__Data records for software interfaces__:
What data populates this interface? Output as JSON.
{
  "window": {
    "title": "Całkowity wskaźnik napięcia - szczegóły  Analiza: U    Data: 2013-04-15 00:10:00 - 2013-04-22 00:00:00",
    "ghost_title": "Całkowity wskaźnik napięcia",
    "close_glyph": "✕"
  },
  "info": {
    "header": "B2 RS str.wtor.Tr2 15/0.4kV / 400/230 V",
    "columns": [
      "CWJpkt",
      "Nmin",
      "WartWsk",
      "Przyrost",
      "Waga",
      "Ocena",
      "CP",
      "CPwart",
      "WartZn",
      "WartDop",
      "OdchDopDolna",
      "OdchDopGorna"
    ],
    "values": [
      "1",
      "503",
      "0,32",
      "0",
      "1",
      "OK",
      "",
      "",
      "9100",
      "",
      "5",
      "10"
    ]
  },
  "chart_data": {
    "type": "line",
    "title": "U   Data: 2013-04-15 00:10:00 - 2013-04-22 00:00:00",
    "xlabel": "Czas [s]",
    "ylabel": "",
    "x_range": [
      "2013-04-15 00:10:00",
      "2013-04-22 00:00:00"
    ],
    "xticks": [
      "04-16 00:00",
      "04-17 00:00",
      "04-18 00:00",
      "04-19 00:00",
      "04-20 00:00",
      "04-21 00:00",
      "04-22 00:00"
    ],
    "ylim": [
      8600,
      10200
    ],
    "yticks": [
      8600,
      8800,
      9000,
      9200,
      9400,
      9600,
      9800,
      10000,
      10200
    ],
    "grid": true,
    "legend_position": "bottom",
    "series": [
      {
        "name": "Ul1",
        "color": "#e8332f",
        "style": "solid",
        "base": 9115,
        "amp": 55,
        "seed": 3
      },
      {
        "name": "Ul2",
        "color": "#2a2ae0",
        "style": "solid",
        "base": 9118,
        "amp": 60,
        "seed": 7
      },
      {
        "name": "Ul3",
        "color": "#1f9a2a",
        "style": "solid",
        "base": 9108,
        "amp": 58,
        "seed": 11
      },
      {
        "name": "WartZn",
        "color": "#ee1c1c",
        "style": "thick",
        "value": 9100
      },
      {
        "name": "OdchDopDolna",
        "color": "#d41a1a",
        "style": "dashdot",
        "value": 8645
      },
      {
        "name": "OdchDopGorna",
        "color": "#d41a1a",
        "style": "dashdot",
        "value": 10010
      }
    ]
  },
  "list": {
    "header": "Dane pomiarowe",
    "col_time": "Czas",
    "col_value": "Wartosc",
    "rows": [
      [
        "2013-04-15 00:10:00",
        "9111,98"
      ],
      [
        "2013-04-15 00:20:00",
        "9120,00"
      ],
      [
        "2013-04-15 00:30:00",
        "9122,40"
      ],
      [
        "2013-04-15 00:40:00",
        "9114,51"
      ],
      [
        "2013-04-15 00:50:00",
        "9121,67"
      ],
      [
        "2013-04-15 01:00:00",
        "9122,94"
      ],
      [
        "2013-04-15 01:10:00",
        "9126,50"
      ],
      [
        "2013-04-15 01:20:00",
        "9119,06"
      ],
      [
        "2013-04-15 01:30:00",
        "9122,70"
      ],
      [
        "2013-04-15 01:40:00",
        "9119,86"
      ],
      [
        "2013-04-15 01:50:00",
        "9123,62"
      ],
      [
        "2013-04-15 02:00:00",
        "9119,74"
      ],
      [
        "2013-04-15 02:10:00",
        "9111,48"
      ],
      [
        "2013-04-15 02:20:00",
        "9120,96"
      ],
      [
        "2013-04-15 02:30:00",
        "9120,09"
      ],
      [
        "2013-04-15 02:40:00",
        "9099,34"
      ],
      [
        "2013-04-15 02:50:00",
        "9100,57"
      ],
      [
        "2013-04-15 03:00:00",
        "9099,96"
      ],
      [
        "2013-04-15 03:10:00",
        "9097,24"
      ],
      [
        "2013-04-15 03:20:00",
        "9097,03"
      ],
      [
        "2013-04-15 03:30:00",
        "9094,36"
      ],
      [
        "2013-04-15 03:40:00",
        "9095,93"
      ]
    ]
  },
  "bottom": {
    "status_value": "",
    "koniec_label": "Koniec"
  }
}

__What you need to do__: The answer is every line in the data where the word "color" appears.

__Response to this exercise__:
        "color": "#e8332f",
        "color": "#2a2ae0",
        "color": "#1f9a2a",
        "color": "#ee1c1c",
        "color": "#d41a1a",
        "color": "#d41a1a",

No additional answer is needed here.